> WORK ORDER
Word for word, restate the records that come after this.

━━━━━ DATA PROVIDED ━━━━━

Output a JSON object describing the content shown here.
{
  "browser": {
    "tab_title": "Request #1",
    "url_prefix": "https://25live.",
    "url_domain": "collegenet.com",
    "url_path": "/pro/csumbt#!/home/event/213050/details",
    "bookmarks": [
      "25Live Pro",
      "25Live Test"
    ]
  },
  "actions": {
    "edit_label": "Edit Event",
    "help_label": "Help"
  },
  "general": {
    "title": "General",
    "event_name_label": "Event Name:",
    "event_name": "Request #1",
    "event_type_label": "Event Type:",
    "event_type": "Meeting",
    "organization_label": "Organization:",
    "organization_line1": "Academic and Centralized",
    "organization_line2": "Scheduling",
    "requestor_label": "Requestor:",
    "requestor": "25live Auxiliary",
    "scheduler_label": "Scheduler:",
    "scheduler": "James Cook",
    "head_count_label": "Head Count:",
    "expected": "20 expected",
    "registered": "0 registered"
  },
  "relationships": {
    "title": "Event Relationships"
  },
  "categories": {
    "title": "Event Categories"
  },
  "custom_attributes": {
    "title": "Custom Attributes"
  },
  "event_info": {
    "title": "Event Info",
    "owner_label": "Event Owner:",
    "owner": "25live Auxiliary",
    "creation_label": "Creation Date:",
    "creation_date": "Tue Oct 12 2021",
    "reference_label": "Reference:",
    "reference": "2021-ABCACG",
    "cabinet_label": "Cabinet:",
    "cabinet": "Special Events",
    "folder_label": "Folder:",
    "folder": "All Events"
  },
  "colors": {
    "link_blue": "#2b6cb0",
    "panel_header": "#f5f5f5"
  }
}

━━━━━

> RESULT OF THIS EXERCISE
Output a JSON object describing the content shown here.
{
  "browser": {
    "tab_title": "Request #1",
    "url_prefix": "https://25live.",
    "url_domain": "collegenet.com",
    "url_path": "/pro/csumbt#!/home/event/213050/details",
    "bookmarks": [
      "25Live Pro",
      "25Live Test"
    ]
  },
  "actions": {
    "edit_label": "Edit Event",
    "help_label": "Help"
  },
  "general": {
    "title": "General",
    "event_name_label": "Event Name:",
    "event_name": "Request #1",
    "event_type_label": "Event Type:",
    "event_type": "Meeting",
    "organization_label": "Organization:",
    "organization_line1": "Academic and Centralized",
    "organization_line2": "Scheduling",
    "requestor_label": "Requestor:",
    "requestor": "25live Auxiliary",
    "scheduler_label": "Scheduler:",
    "scheduler": "James Cook",
    "head_count_label": "Head Count:",
    "expected": "20 expected",
    "registered": "0 registered"
  },
  "relationships": {
    "title": "Event Relationships"
  },
  "categories": {
    "title": "Event Categories"
  },
  "custom_attributes": {
    "title": "Custom Attributes"
  },
  "event_info": {
    "title": "Event Info",
    "owner_label": "Event Owner:",
    "owner": "25live Auxiliary",
    "creation_label": "Creation Date:",
    "creation_date": "Tue Oct 12 2021",
    "reference_label": "Reference:",
    "reference": "2021-ABCACG",
    "cabinet_label": "Cabinet:",
    "cabinet": "Special Events",
    "folder_label": "Folder:",
    "folder": "All Events"
  },
  "colors": {
    "link_blue": "#2b6cb0",
    "panel_header": "#f5f5f5"
  }
}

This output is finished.